China's inflation accelerated more than forecast to a seven-month high as the nation's coldest winter in 28 years pushed up vegetable prices, a pickup that may limit room for easing to support an economic recovery.
The consumer price index rose 2.5 percent in December from a year earlier, the National Bureau of Statistics said today in Beijing. That compares with the 2.3 percent median estimate in a Bloomberg News survey of 42 economists and a 2 percent gain in November. The decline in the producer-price index eased to 1.9 percent.
Chinese stocks headed for the biggest drop in eight weeks on concern that the quickening in inflation makes further policy loosening less likely, after data yesterday on exports and credit growth underscored the strength of the economic rebound. Chen Yulu, a central bank academic adviser, said Jan. 8 that price gains may become a concern in the second half.
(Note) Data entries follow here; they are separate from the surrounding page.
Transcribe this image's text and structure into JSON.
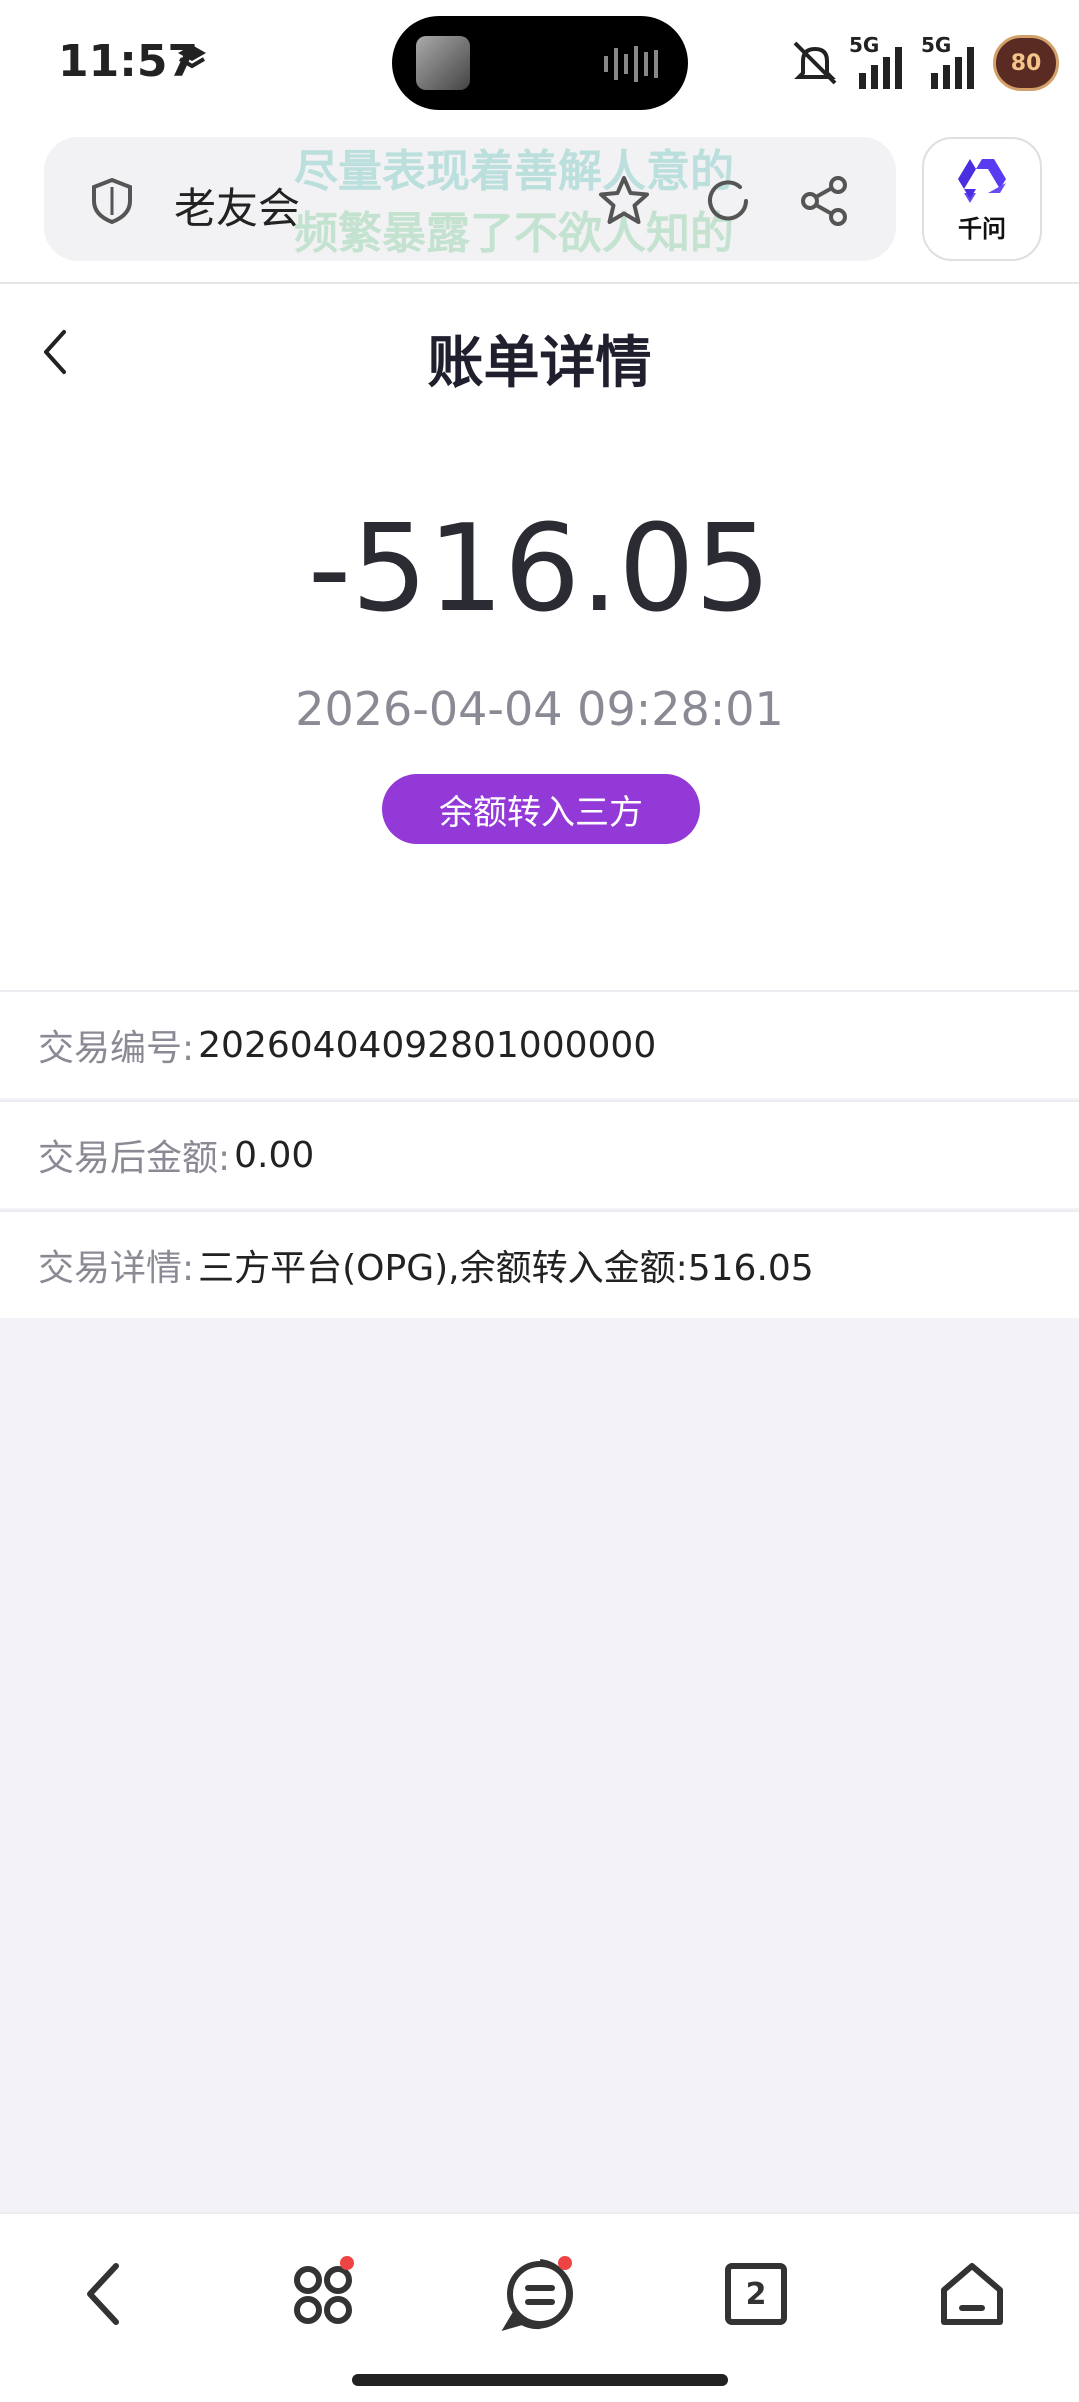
{
  "status_bar": {
    "time": "11:57",
    "network1": "5G",
    "network2": "5G",
    "battery": "80"
  },
  "browser": {
    "site_name": "老友会",
    "watermark_line1": "尽量表现着善解人意的",
    "watermark_line2": "频繁暴露了不欲人知的",
    "assistant_label": "千问"
  },
  "page": {
    "title": "账单详情"
  },
  "bill": {
    "amount": "-516.05",
    "datetime": "2026-04-04 09:28:01",
    "type_tag": "余额转入三方",
    "tag_color": "#9339d8"
  },
  "details": [
    {
      "label": "交易编号:",
      "value": "20260404092801000000"
    },
    {
      "label": "交易后金额:",
      "value": "0.00"
    },
    {
      "label": "交易详情:",
      "value": "三方平台(OPG),余额转入金额:516.05"
    }
  ],
  "bottom_nav": {
    "tab_count": "2",
    "icons": [
      "back-icon",
      "apps-icon",
      "menu-icon",
      "tabs-icon",
      "home-icon"
    ]
  }
}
"With growth momentum firming up and inflation picking up, the likelihood of any further easing has disappeared and the next interest-rate move will probably be an increase," which could come as early as the fourth quarter, Zhu Haibin, chief China economist at JPMorgan Chase & Co. in Hong Kong, said in a telephone interview.
David Fuller's view I saw the headline for this article and
the latest inflation data in the early hours of China's trading this morning
and it had only lowered the Shanghai A-Share Index (weekly
& daily) by about 10 points. However,
as the news spread the market sold off more sharply in the latter part of the
day because food price inflation, let alone shortages, is always a serious concern
in China. They have produced hardship for the poorer masses and also riots,
which are what authoritarian rulers fear most because rigid political systems
have fewer safety valves.
This article is also interesting because I imagine China's rulers and their counter parts in other regions of Northern Asia would welcome a little global warming, instead of the extremely harsh winter mentioned in the opening paragraph of the article above. (See also Journey to Asia - on climate.)
Today's big downward dynamic for SHASHR, best seen on the daily chart above, is the first since the strong rally commenced in early December. It will be interesting to see what follows next week but steady action will be required to indicate that we have commenced the slower period of upward ranging that I mentioned yesterday, rather than the likelihood that we have seen a peak of at least near-term significance.